Creative people seem to possess a unique connection between three brain networks that typically work separately.
Harmful proteins spread between connected neurons much like flu spreads through a social network. The finding may provide future opportunities for halting Alzheimer’s.
A new initiative called the International Brain Laboratory is tackling this fundamental mystery of neuroscience in an unusual way.
Concussions in football and other contact sports correlate with severe, long-term brain damage — but science shows it doesn't have to be that way.
Why hasn't there been an improvement in survival in the last 30 years for patients with brain cancers?
New research is helping us understand exactly how Alzheimer's works – and how to treat it.
Hollywood pushes a fantasy version of what neuroscience can do in the courtroom. But the field does have real benefits to offer, right now: solid evidence on what would improve prisons.
We can see at a finer resolution than the spacing between individual photo-receptors in the eye – and it's all down to our brains.
New research tries to suggest mothers' responses are pre-programmed, but there's a problem with the evidence.
Although it may appear you're “switching off” when you fall asleep, the brain is far from inactive.
Complex behaviour such as regional accents and cultural food preferences in whales and dolphins seems to be linked to brain size.
Drug addiction isn't about bad habits, fear of withdrawal or a selfish search for pleasure. It's about the brain.

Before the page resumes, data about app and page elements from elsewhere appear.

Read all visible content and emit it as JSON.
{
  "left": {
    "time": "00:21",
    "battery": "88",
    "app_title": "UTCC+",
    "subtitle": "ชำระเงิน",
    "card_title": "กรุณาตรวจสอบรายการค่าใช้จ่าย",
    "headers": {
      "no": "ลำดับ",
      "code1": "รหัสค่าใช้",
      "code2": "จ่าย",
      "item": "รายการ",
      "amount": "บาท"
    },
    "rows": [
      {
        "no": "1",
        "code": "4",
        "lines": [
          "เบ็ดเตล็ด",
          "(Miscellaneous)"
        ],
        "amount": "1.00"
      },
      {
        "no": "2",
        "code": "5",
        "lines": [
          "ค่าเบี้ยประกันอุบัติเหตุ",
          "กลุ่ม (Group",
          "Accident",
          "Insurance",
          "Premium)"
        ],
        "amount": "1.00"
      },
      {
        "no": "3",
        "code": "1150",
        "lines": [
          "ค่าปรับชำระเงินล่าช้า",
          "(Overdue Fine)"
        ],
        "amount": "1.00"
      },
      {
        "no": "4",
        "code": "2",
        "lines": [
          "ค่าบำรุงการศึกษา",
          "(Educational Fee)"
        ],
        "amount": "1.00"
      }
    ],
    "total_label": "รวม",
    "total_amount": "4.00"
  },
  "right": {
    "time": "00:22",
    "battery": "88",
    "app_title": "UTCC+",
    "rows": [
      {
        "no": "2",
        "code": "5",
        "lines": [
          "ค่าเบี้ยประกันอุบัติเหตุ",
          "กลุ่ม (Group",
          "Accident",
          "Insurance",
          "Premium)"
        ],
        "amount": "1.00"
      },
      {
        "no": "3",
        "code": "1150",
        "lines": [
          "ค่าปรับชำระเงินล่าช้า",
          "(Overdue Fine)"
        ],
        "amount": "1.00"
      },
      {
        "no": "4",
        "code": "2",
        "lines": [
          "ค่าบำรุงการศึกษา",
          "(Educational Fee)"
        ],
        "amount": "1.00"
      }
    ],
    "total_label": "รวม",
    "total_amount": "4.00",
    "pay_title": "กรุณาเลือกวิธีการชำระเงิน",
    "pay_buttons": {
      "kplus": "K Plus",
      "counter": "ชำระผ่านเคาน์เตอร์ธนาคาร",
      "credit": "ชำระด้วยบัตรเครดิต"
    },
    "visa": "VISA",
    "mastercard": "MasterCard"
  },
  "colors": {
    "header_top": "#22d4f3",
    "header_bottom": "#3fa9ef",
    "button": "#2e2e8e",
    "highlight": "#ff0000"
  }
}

When Zahra Moussavi's mother developed Alzheimer's, the scientist pursued a technology that directly stimulates the brain with electromagnets to mitigate the effects of the disease. It worked.
New research gives weight to Noam Chomsky's idea of a universal language ability.
As students return to school and prepare to join sports teams, here's what they and their parents need to know about concussions.
Niamh, age 7, wants to know why we have scary dreams. But after 200 years of study, dreams are still very much a mystery.
People’s minds can be fooled into experiencing both pain and pain relief.
Research suggests it could be down to how our brains are wired.
We're used to thinking of our eyes detecting light as the foundation of our visual system. But what's going on in other cells throughout the body that can detect light, too?